Work order |
Copying task for the records below: reproduce each one exactly and drop the pictures.
=== Begin Enclosure ===
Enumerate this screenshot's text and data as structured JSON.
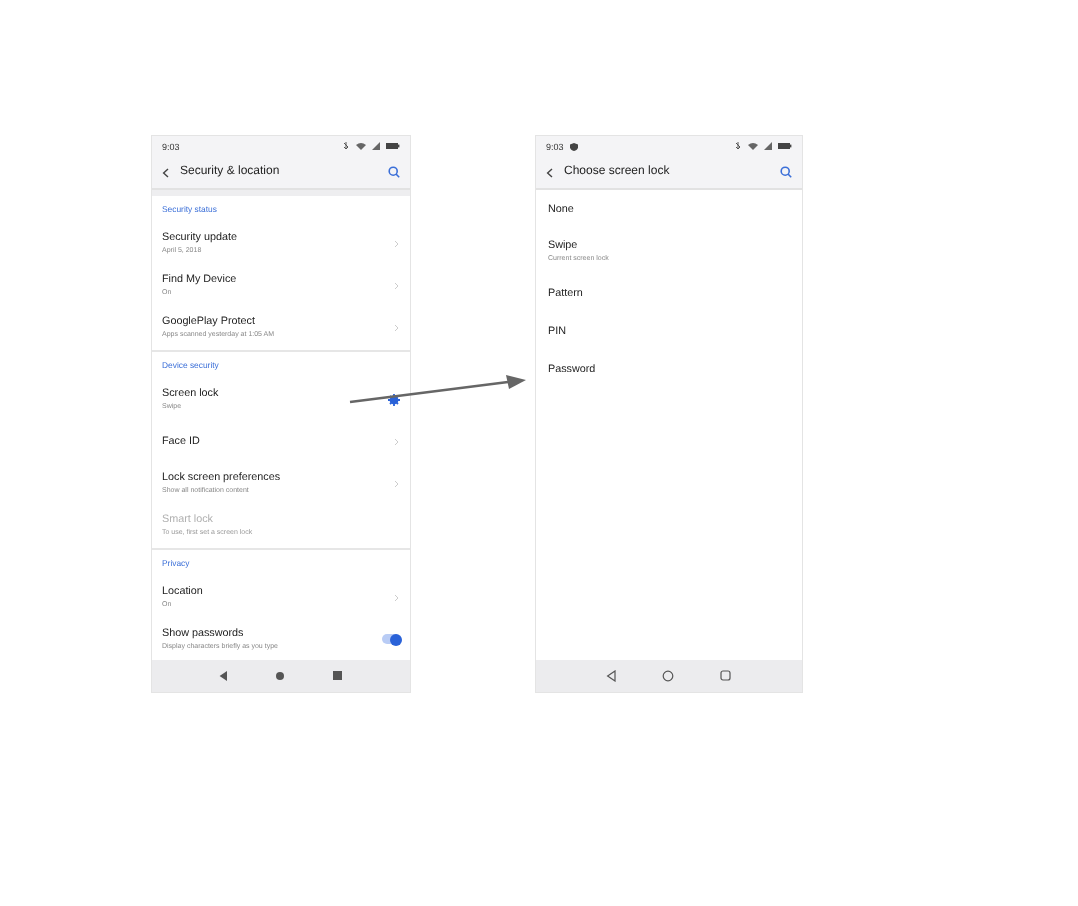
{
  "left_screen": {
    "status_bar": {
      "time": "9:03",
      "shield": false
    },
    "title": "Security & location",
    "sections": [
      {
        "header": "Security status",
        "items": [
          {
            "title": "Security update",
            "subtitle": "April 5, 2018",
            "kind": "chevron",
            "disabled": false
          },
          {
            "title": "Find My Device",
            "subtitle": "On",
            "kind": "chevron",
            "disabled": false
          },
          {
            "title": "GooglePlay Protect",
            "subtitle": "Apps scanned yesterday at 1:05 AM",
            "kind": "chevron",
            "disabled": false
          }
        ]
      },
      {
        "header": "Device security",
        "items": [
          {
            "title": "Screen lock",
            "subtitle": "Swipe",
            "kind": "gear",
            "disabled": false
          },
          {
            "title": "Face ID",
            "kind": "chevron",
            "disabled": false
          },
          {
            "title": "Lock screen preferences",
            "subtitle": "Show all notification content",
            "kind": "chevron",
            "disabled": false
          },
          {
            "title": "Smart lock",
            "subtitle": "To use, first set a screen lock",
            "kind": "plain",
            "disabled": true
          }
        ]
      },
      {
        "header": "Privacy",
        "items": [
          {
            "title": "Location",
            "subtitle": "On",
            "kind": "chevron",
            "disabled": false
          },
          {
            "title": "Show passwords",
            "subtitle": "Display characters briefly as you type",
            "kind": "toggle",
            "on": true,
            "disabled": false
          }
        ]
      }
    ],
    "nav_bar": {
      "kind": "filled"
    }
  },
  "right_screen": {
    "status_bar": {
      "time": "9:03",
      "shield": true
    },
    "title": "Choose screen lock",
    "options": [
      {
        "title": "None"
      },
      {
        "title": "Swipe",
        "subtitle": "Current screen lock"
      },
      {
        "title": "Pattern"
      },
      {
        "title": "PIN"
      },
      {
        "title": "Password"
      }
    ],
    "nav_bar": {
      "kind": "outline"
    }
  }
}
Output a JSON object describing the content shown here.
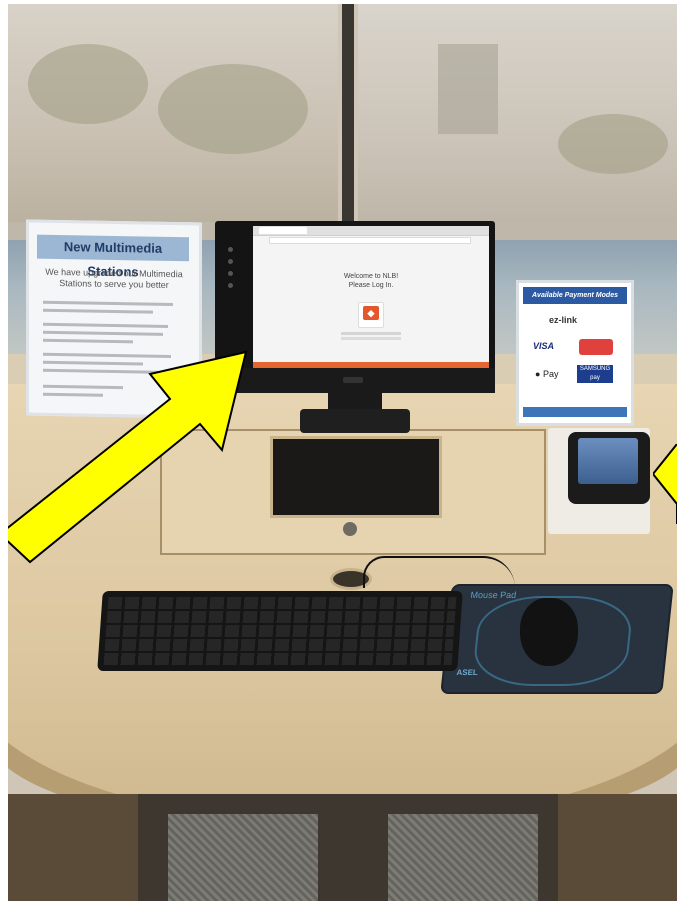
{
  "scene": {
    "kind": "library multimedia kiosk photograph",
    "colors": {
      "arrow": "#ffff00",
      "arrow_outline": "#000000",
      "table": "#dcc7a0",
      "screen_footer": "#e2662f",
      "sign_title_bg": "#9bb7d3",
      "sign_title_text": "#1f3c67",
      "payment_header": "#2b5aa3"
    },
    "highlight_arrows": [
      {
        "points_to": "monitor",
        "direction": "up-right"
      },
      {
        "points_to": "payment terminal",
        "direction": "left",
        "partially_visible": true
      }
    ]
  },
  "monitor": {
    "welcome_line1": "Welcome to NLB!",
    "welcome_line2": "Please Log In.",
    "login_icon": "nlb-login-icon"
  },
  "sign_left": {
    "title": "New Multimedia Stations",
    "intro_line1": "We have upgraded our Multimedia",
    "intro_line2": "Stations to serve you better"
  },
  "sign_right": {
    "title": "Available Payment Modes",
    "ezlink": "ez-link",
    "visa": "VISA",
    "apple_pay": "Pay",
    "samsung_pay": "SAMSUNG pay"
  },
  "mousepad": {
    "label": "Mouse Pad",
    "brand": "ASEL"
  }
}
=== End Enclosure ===
Exercise response |
Enumerate this screenshot's text and data as structured JSON.
{
  "left_screen": {
    "status_bar": {
      "time": "9:03",
      "shield": false
    },
    "title": "Security & location",
    "sections": [
      {
        "header": "Security status",
        "items": [
          {
            "title": "Security update",
            "subtitle": "April 5, 2018",
            "kind": "chevron",
            "disabled": false
          },
          {
            "title": "Find My Device",
            "subtitle": "On",
            "kind": "chevron",
            "disabled": false
          },
          {
            "title": "GooglePlay Protect",
            "subtitle": "Apps scanned yesterday at 1:05 AM",
            "kind": "chevron",
            "disabled": false
          }
        ]
      },
      {
        "header": "Device security",
        "items": [
          {
            "title": "Screen lock",
            "subtitle": "Swipe",
            "kind": "gear",
            "disabled": false
          },
          {
            "title": "Face ID",
            "kind": "chevron",
            "disabled": false
          },
          {
            "title": "Lock screen preferences",
            "subtitle": "Show all notification content",
            "kind": "chevron",
            "disabled": false
          },
          {
            "title": "Smart lock",
            "subtitle": "To use, first set a screen lock",
            "kind": "plain",
            "disabled": true
          }
        ]
      },
      {
        "header": "Privacy",
        "items": [
          {
            "title": "Location",
            "subtitle": "On",
            "kind": "chevron",
            "disabled": false
          },
          {
            "title": "Show passwords",
            "subtitle": "Display characters briefly as you type",
            "kind": "toggle",
            "on": true,
            "disabled": false
          }
        ]
      }
    ],
    "nav_bar": {
      "kind": "filled"
    }
  },
  "right_screen": {
    "status_bar": {
      "time": "9:03",
      "shield": true
    },
    "title": "Choose screen lock",
    "options": [
      {
        "title": "None"
      },
      {
        "title": "Swipe",
        "subtitle": "Current screen lock"
      },
      {
        "title": "Pattern"
      },
      {
        "title": "PIN"
      },
      {
        "title": "Password"
      }
    ],
    "nav_bar": {
      "kind": "outline"
    }
  }
}
Output a JSON object describing the content shown here.
{
  "scene": {
    "kind": "library multimedia kiosk photograph",
    "colors": {
      "arrow": "#ffff00",
      "arrow_outline": "#000000",
      "table": "#dcc7a0",
      "screen_footer": "#e2662f",
      "sign_title_bg": "#9bb7d3",
      "sign_title_text": "#1f3c67",
      "payment_header": "#2b5aa3"
    },
    "highlight_arrows": [
      {
        "points_to": "monitor",
        "direction": "up-right"
      },
      {
        "points_to": "payment terminal",
        "direction": "left",
        "partially_visible": true
      }
    ]
  },
  "monitor": {
    "welcome_line1": "Welcome to NLB!",
    "welcome_line2": "Please Log In.",
    "login_icon": "nlb-login-icon"
  },
  "sign_left": {
    "title": "New Multimedia Stations",
    "intro_line1": "We have upgraded our Multimedia",
    "intro_line2": "Stations to serve you better"
  },
  "sign_right": {
    "title": "Available Payment Modes",
    "ezlink": "ez-link",
    "visa": "VISA",
    "apple_pay": "Pay",
    "samsung_pay": "SAMSUNG pay"
  },
  "mousepad": {
    "label": "Mouse Pad",
    "brand": "ASEL"
  }
}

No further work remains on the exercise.